The Dems’ dilemma: blue collar or millennial
Party faces internal battle over rebuilding its base or going after younger voters.
From the industrial Midwest to Colorado’s Pueblo County, the message this year from blue-collar voters could not have been clearer: Donald Trump gets it, Democrats don’t.
But at the Democratic National Committee’s executive meeting in Denver on Saturday, a pollster offered an alternate explanation for what happened Nov. 8: Blue-collar workers didn’t cost Hillary Clinton the election — millennials did.
“She won the Obama coalition, but she won by smaller margins, due in no small part to young voters casting protest votes,” said Cornell Belcher, president of Brilliant Corners Research and Strategies.
“I would not have thought that we’d have young voters standing in line to cast protest votes. I was wrong.”
Inside the Democratic Party, a battle is roiling for the future of the party: Doubledown on the party’s roots and try to rebuild its blue-collar base? Or embrace a different demographic entirely: college-educated millennials.
This weekend’s summit in Denver comes as party leaders are jockeying for position in the race to become the next DNC chair. And on Saturday, interim chairwoman Donna Brazile said she was ready to step down when the executive committee chooses a new leader in February.
“This battle is yours. And for those of you who are going to step up, you’d better step the hell up,” said Brazile, who took over this past summer after U.S. Rep. Debbie Wasserman Shultz resigned. “This ain’t no parttime gig. This is a battle you have to put your heart and soul into if you care about your country and your party.”
Other speakers included U.S. Sen.-elect Catherine Cortez Masto, of Nevada, and incoming Colorado House Speaker Crisanta Duran. Both will make history in January, becoming the first Latina U.S. senator, and the first Latina speaker of the Colorado House, respectively.
Duran said her focus in her new role will be “making sure that we don’t take any Coloradans for granted and we don’t leave any Coloradans behind.”
Touching on similar themes, Cortez Masto said the success she found in Nevada offered a potential road map for Democrats moving forward. And she suggested the
party focus on economic messaging with broader appeal — good wages, paid leave and protecting Social Security and Medicare.
“In Nevada, you can’t afford to slice and dice the electorate,” she said.
As a national strategy, Belcher didn’t dismiss economic messaging, but he did suggest that doubling down on blue-collar voters in places such as the Midwest may be a fool’s errand.
That’s because the country is increasingly polarized along racial lines.
“There are two electorates in this country … and they’re doing battle for control of the country,” Belcher said.
“In 2008, that younger, more diverse electorate said we want Barack Obama. In 2010, that older, less diverse electorate said no, no, no.”

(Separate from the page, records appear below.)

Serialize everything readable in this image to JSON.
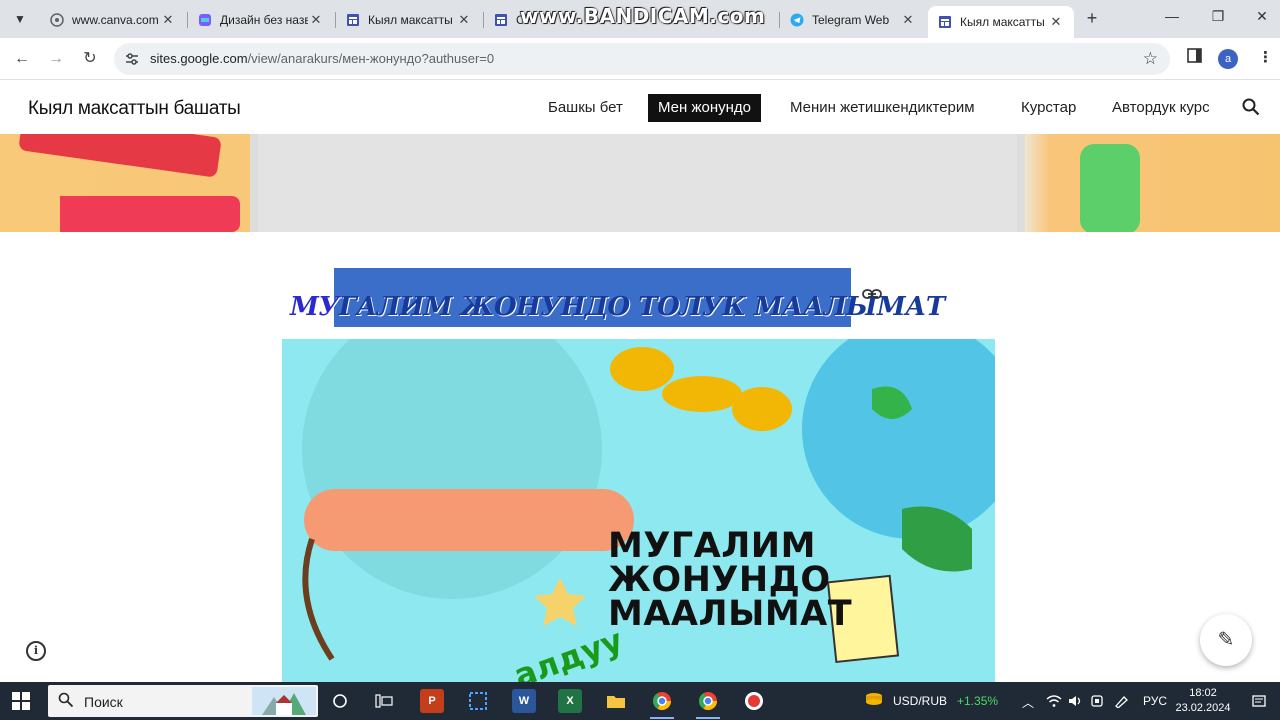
{
  "browser": {
    "tabs": [
      {
        "title": "www.canva.com",
        "favicon": "globe-icon",
        "active": false
      },
      {
        "title": "Дизайн без назв",
        "favicon": "canva-icon",
        "active": false
      },
      {
        "title": "Кыял максатты",
        "favicon": "sites-icon",
        "active": false
      },
      {
        "title": "С",
        "favicon": "sites-icon",
        "active": false
      },
      {
        "title": "Telegram Web",
        "favicon": "telegram-icon",
        "active": false
      },
      {
        "title": "Кыял максатты",
        "favicon": "sites-icon",
        "active": true
      }
    ],
    "new_tab_label": "+",
    "address": {
      "host": "sites.google.com",
      "path": "/view/anarakurs/мен-жонундо?authuser=0"
    },
    "profile_initial": "a"
  },
  "watermark": "www.BANDICAM.com",
  "site": {
    "title": "Кыял максаттын башаты",
    "nav": [
      {
        "label": "Башкы бет",
        "active": false
      },
      {
        "label": "Мен жонундо",
        "active": true
      },
      {
        "label": "Менин жетишкендиктерим",
        "active": false
      },
      {
        "label": "Курстар",
        "active": false
      },
      {
        "label": "Автордук курс",
        "active": false
      }
    ]
  },
  "content": {
    "heading_prefix": "МУ",
    "heading_selected": "ГАЛИМ ЖОНУНДО ТОЛУК МААЛЫМАТ",
    "image_text_lines": [
      "МУГАЛИМ",
      "ЖОНУНДО",
      "МААЛЫМАТ"
    ],
    "image_subtext": "алдуу"
  },
  "taskbar": {
    "search_placeholder": "Поиск",
    "currency_pair": "USD/RUB",
    "currency_change": "+1.35%",
    "language": "РУС",
    "time": "18:02",
    "date": "23.02.2024"
  }
}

To the extent that the party can win back white voters, he said the opportunity may lie in young educated whites, not the blue-collar ones that helped comprise the Bill Clinton coalition during the 1990s.
“It’s hard to look at this data and say we should spend even more money chasing blue-collar white voters,” Belcher said. “Some of the conversations that you all are going to have is, ‘Are states like Georgia and Arizona looking more like the future than Iowa and Ohio?’ ”

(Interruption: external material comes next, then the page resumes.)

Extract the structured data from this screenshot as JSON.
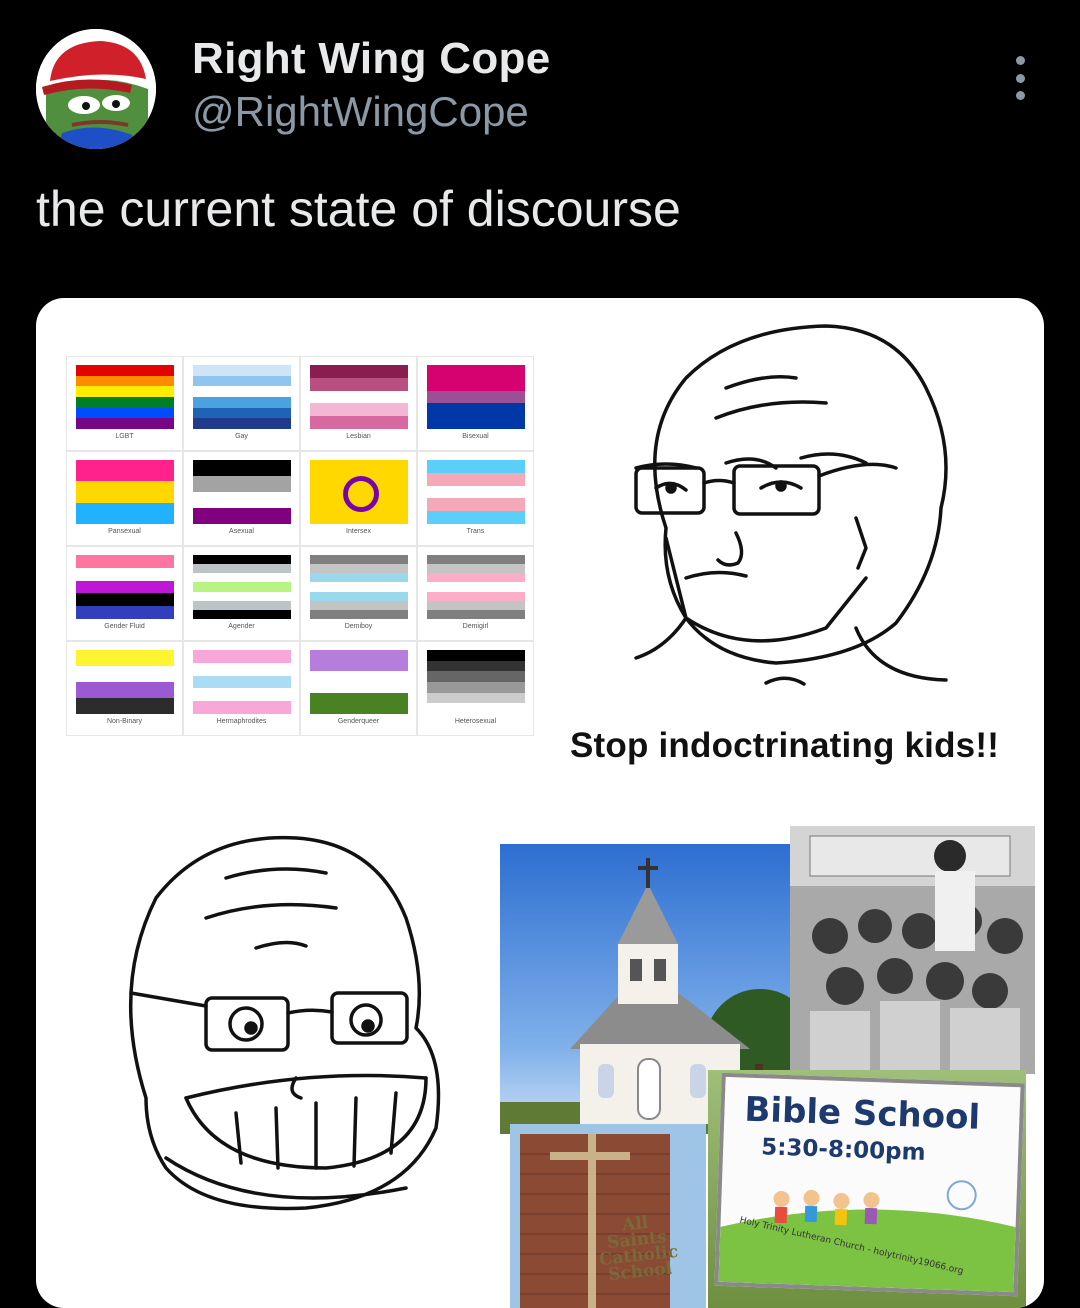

If the answer is yes, the next question Democrats face is: How soon will that future arrive? In 2016, Hillary Clinton’s efforts to make inroads in Georgia and Arizona may have backfired.

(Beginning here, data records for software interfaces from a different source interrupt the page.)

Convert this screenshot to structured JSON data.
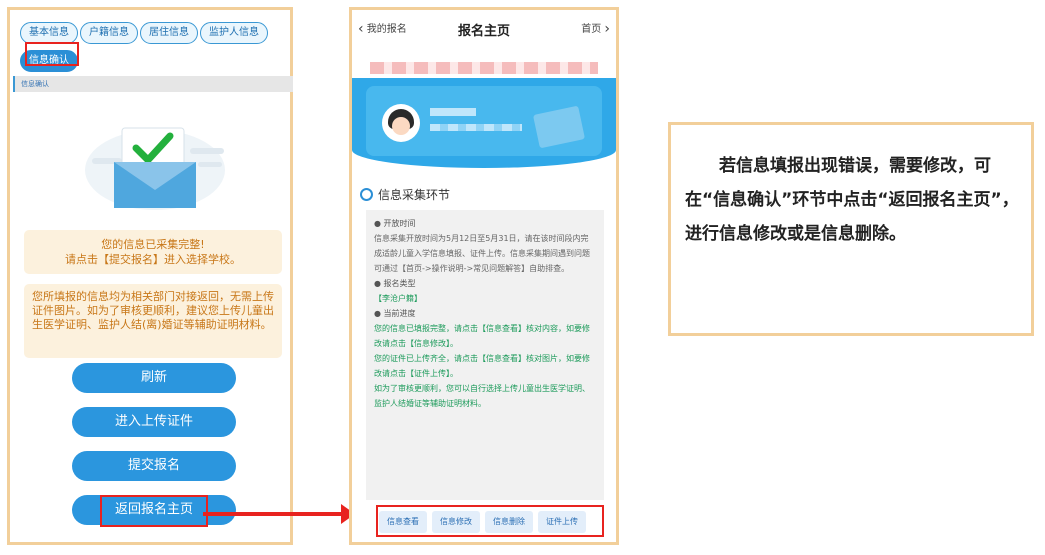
{
  "left_screen": {
    "tabs": [
      "基本信息",
      "户籍信息",
      "居住信息",
      "监护人信息"
    ],
    "active_tab": "信息确认",
    "breadcrumb": "信息确认",
    "message_complete_line1": "您的信息已采集完整!",
    "message_complete_line2": "请点击【提交报名】进入选择学校。",
    "message_notice": "您所填报的信息均为相关部门对接返回，无需上传证件图片。如为了审核更顺利，建议您上传儿童出生医学证明、监护人结(离)婚证等辅助证明材料。",
    "buttons": {
      "refresh": "刷新",
      "upload": "进入上传证件",
      "submit": "提交报名",
      "back_home": "返回报名主页"
    }
  },
  "right_screen": {
    "nav": {
      "back": "我的报名",
      "title": "报名主页",
      "home": "首页"
    },
    "section_title": "信息采集环节",
    "open_time_label": "● 开放时间",
    "open_time_text": "信息采集开放时间为5月12日至5月31日，请在该时间段内完成适龄儿童入学信息填报、证件上传。信息采集期间遇到问题可通过【首页->操作说明->常见问题解答】自助排查。",
    "type_label": "● 报名类型",
    "type_value": "【李沧户籍】",
    "progress_label": "● 当前进度",
    "progress_1": "您的信息已填报完整，请点击【信息查看】核对内容，如要修改请点击【信息修改】。",
    "progress_2": "您的证件已上传齐全，请点击【信息查看】核对图片，如要修改请点击【证件上传】。",
    "progress_3": "如为了审核更顺利，您可以自行选择上传儿童出生医学证明、监护人结婚证等辅助证明材料。",
    "actions": [
      "信息查看",
      "信息修改",
      "信息删除",
      "证件上传"
    ]
  },
  "note": {
    "text": "若信息填报出现错误，需要修改，可在“信息确认”环节中点击“返回报名主页”，进行信息修改或是信息删除。"
  },
  "colors": {
    "accent": "#2b96de",
    "highlight": "#e8231f",
    "frame": "#f2cf9a"
  }
}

She outperformed Barack Obama in both states, helping her to build a 2.3 million advantage over Trump in the popular vote. But she lost the race that mattered: the Electoral College, which was largely decided by the Midwest.